Entries from a dataset of interfaces:
------
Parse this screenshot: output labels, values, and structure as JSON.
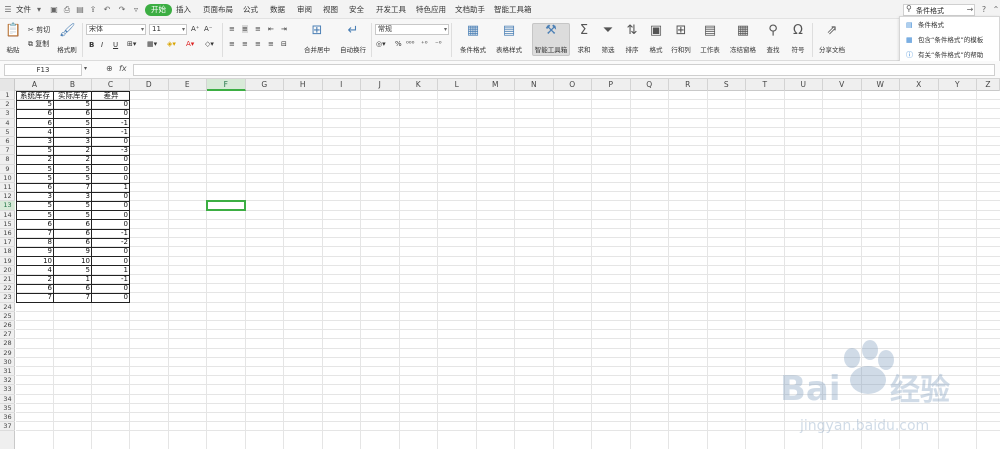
{
  "menubar": {
    "file_label": "文件",
    "tabs": [
      "开始",
      "插入",
      "页面布局",
      "公式",
      "数据",
      "审阅",
      "视图",
      "安全",
      "开发工具",
      "特色应用",
      "文档助手",
      "智能工具箱"
    ],
    "search_value": "条件格式"
  },
  "search_dropdown": {
    "items": [
      "条件格式",
      "包含“条件格式”的模板",
      "有关“条件格式”的帮助"
    ]
  },
  "ribbon": {
    "paste": "粘贴",
    "cut": "剪切",
    "copy": "复制",
    "format_painter": "格式刷",
    "font_name": "宋体",
    "font_size": "11",
    "merge_center": "合并居中",
    "wrap_text": "自动换行",
    "number_format": "常规",
    "conditional_format": "条件格式",
    "table_style": "表格样式",
    "smart_toolbox": "智能工具箱",
    "sum": "求和",
    "filter": "筛选",
    "sort": "排序",
    "format": "格式",
    "row_col": "行和列",
    "worksheet": "工作表",
    "freeze": "冻结窗格",
    "find": "查找",
    "symbol": "符号",
    "share": "分享文档"
  },
  "formula_bar": {
    "name_box": "F13",
    "fx": "fx"
  },
  "sheet": {
    "columns": [
      "A",
      "B",
      "C",
      "D",
      "E",
      "F",
      "G",
      "H",
      "I",
      "J",
      "K",
      "L",
      "M",
      "N",
      "O",
      "P",
      "Q",
      "R",
      "S",
      "T",
      "U",
      "V",
      "W",
      "X",
      "Y",
      "Z"
    ],
    "active_column": "F",
    "active_row": 13,
    "row_count": 37,
    "headers": [
      "系统库存",
      "实际库存",
      "差异"
    ],
    "rows": [
      [
        "5",
        "5",
        "0"
      ],
      [
        "6",
        "6",
        "0"
      ],
      [
        "6",
        "5",
        "-1"
      ],
      [
        "4",
        "3",
        "-1"
      ],
      [
        "3",
        "3",
        "0"
      ],
      [
        "5",
        "2",
        "-3"
      ],
      [
        "2",
        "2",
        "0"
      ],
      [
        "5",
        "5",
        "0"
      ],
      [
        "5",
        "5",
        "0"
      ],
      [
        "6",
        "7",
        "1"
      ],
      [
        "3",
        "3",
        "0"
      ],
      [
        "5",
        "5",
        "0"
      ],
      [
        "5",
        "5",
        "0"
      ],
      [
        "6",
        "6",
        "0"
      ],
      [
        "7",
        "6",
        "-1"
      ],
      [
        "8",
        "6",
        "-2"
      ],
      [
        "9",
        "9",
        "0"
      ],
      [
        "10",
        "10",
        "0"
      ],
      [
        "4",
        "5",
        "1"
      ],
      [
        "2",
        "1",
        "-1"
      ],
      [
        "6",
        "6",
        "0"
      ],
      [
        "7",
        "7",
        "0"
      ]
    ]
  },
  "watermark": {
    "brand": "Bai",
    "brand2": "经验",
    "url": "jingyan.baidu.com"
  },
  "colors": {
    "accent": "#3cae43",
    "grid": "#e5e5e5"
  }
}
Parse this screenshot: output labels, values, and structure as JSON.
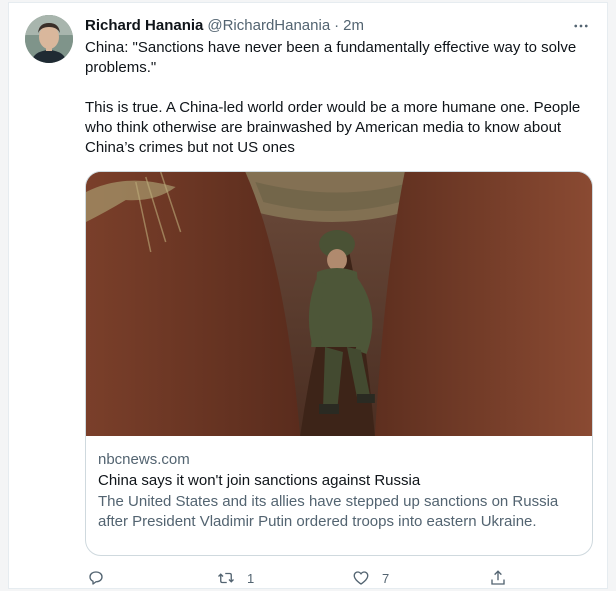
{
  "tweet": {
    "author": {
      "display_name": "Richard Hanania",
      "handle": "@RichardHanania",
      "separator": "·",
      "time": "2m"
    },
    "text": {
      "para1": "China: \"Sanctions have never been a fundamentally effective way to solve problems.\"",
      "para2": "This is true. A China-led world order would be a more humane one. People who think otherwise are brainwashed by American media to know about China’s crimes but not US ones"
    },
    "card": {
      "domain": "nbcnews.com",
      "title": "China says it won't join sanctions against Russia",
      "description": "The United States and its allies have stepped up sanctions on Russia after President Vladimir Putin ordered troops into eastern Ukraine."
    },
    "actions": {
      "reply_icon": "reply-icon",
      "retweet_icon": "retweet-icon",
      "retweet_count": "1",
      "like_icon": "like-icon",
      "like_count": "7",
      "share_icon": "share-icon"
    },
    "more_icon": "more-icon"
  },
  "colors": {
    "text_primary": "#0f1419",
    "text_secondary": "#536471",
    "border": "#cfd9de"
  }
}
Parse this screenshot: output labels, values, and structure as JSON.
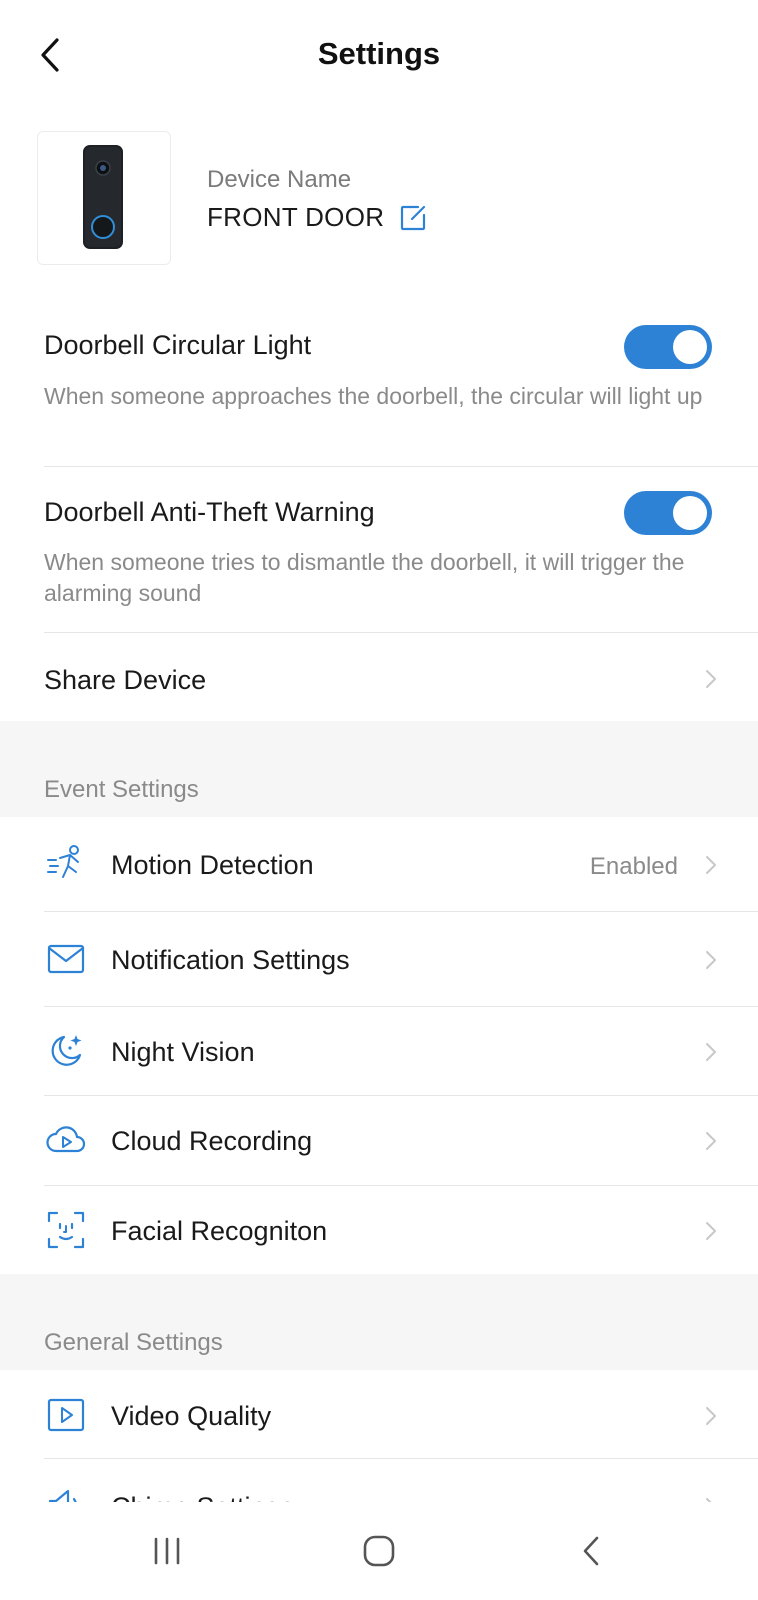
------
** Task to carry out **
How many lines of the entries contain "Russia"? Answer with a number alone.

** Response area **
2